Productivity coach and author David Allen has a saying, “The better you get, the better you’d better get.” This means that as you become more organized and productive, you’ve got to watch out because either others will recognize that you get things done and heap more tasks on your plate or you’ll initiate your own plans to achieve loftier goals, necessitating yet even more organization. How to manage?

First, identify where you can say “no” to others or where you need to stop and take 24 hours or walk around the block to think about volunteering to take on a task. When I’m in my most productive moments, I volunteer for more than I should and kick myself for taking on commitments that are a little larger or longer-term than I’d ideally like. When you’re in your most orderly, bullet-proof moments, it’s good to have a rule about never giving an immediate “yes’ to new projects and assignments.
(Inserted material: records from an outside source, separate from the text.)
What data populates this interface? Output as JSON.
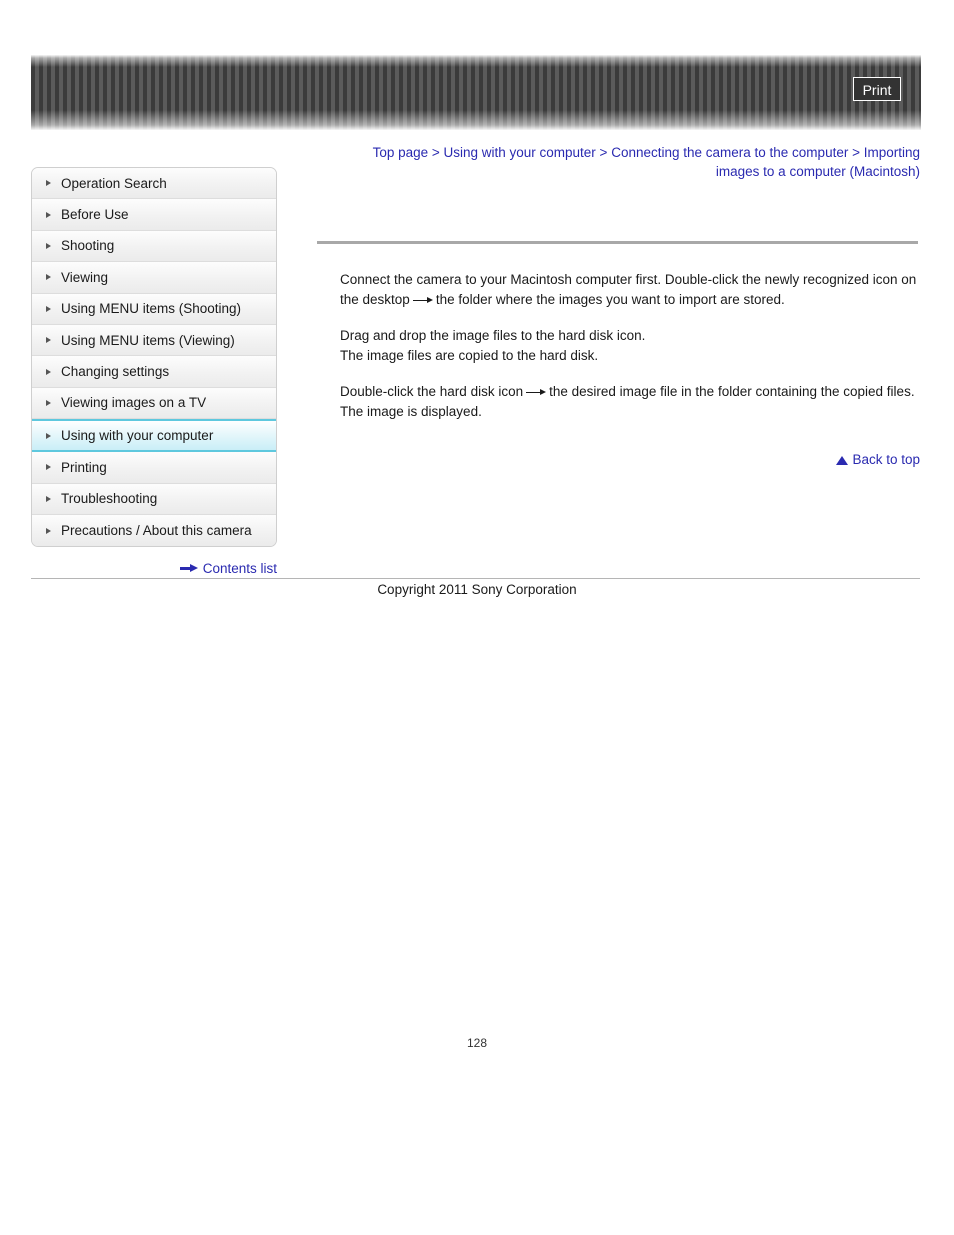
{
  "header": {
    "print_label": "Print"
  },
  "breadcrumb": {
    "separator": ">",
    "items": [
      "Top page",
      "Using with your computer",
      "Connecting the camera to the computer",
      "Importing images to a computer (Macintosh)"
    ],
    "line1": "Top page > Using with your computer > Connecting the camera to the computer > Importing",
    "line2": "images to a computer (Macintosh)"
  },
  "sidebar": {
    "items": [
      {
        "label": "Operation Search",
        "active": false
      },
      {
        "label": "Before Use",
        "active": false
      },
      {
        "label": "Shooting",
        "active": false
      },
      {
        "label": "Viewing",
        "active": false
      },
      {
        "label": "Using MENU items (Shooting)",
        "active": false
      },
      {
        "label": "Using MENU items (Viewing)",
        "active": false
      },
      {
        "label": "Changing settings",
        "active": false
      },
      {
        "label": "Viewing images on a TV",
        "active": false
      },
      {
        "label": "Using with your computer",
        "active": true
      },
      {
        "label": "Printing",
        "active": false
      },
      {
        "label": "Troubleshooting",
        "active": false
      },
      {
        "label": "Precautions / About this camera",
        "active": false
      }
    ],
    "contents_list_label": "Contents list"
  },
  "content": {
    "para1_part1": "Connect the camera to your Macintosh computer first. Double-click the newly recognized icon on the desktop",
    "para1_part2": "the folder where the images you want to import are stored.",
    "para2_line1": "Drag and drop the image files to the hard disk icon.",
    "para2_line2": "The image files are copied to the hard disk.",
    "para3_part1": "Double-click the hard disk icon",
    "para3_part2": "the desired image file in the folder containing the copied files.",
    "para3_line2": "The image is displayed.",
    "back_to_top_label": "Back to top"
  },
  "footer": {
    "copyright": "Copyright 2011 Sony Corporation",
    "page_number": "128"
  },
  "colors": {
    "link": "#2a2ab0",
    "active_nav": "#c9eef7",
    "active_border": "#5ec8de",
    "banner_dark": "#3b3b3b",
    "banner_light": "#5b5b5b",
    "rule": "#a8a8a8"
  }
}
Second, identify any areas in your life that you can outsource or delegate tasks you don’t enjoy or that are below your pay grade. If you are a perfectionist, this is where you will have to let go a little (or a lot). If your improved productivity has generated more income, maybe you no longer have to wash your own car or even do your own grocery shopping. Start with the chores you least enjoy and let someone else earn an income doing those while you fry your bigger fish.

Remember that perfectionism is not the same as excellence. While I don’t believe that “done is good enough,” as some productivity coaches preach, I do believe that in our pursuit of excellence we can get bogged down in perfectionism—sweating the details that undermine completion of projects and growth personally and professionally. Micromanagement and productivity don’t go together. If you’re too busy white-glove testing the door frames, or hand writing an elaborate thank you note when a friendly e-mail will do, you might achieve as much as your more relaxed peers, but it will likely be at the expense of your health and relationships.

Another area one has to continually monitor as productivity brings success is technology. I have a friend in her 70s who took several classes at an Apple store just so that she knew her Mac, iCloud and iPhone backwards and forwards. Although it wasn’t natural and normal for her to be tech savvy, she put in the time she needed to so that she wouldn’t be left behind by the digital revolution.

Is sitting in a computer class fun? No way. Putting in the time to strengthen our weakest areas is something few enjoy, but it separates the good from the great. Mastery is all about those 10,000 hours it takes to become extremely proficient at something. Read Malcolm Gladwell’s book Outliers for some great stories on how The Beatles, Bill Gates and others put in huge amounts of time learning and practicing before anyone had ever heard of them.

Taking this further, once you are proficient, you’ll have to keep noticing and exploring what’s new and available to up your game. It can be a better broom—-the Swiffer is an example of a low tech game changer—-or a new app. The compass app on my phone kept me from getting lost several times in Mexico City recently. The FitBit app makes fitness fun and keeps my friends and I challenged to try for more daily steps. Using the voice recorder on a smart phone, something that so many people fail to use, makes rattling off e-mails, texts and notes incredibly fast and efficient.

Productivity apps are endless and not all of them will be helpful. Since most of them are free or very cheap, you can play with around and decide if they increase your productivity or not.

In short, to better your best, say “no” or at least stop yourself before saying “yes” immediately, delegate tasks you don’t enjoy, let go of perfectionism and micromanaging, practice and spend time on skills you need to improve, and notice/explore new productivity tools and technology. This might take a little thought and journaling to identify exactly how you want and need to spend your time. When you’re at the top of your game, you might get to go on auto-pilot for short stretches, but on the way there you need to be thoughtfully engaged and at the wheel.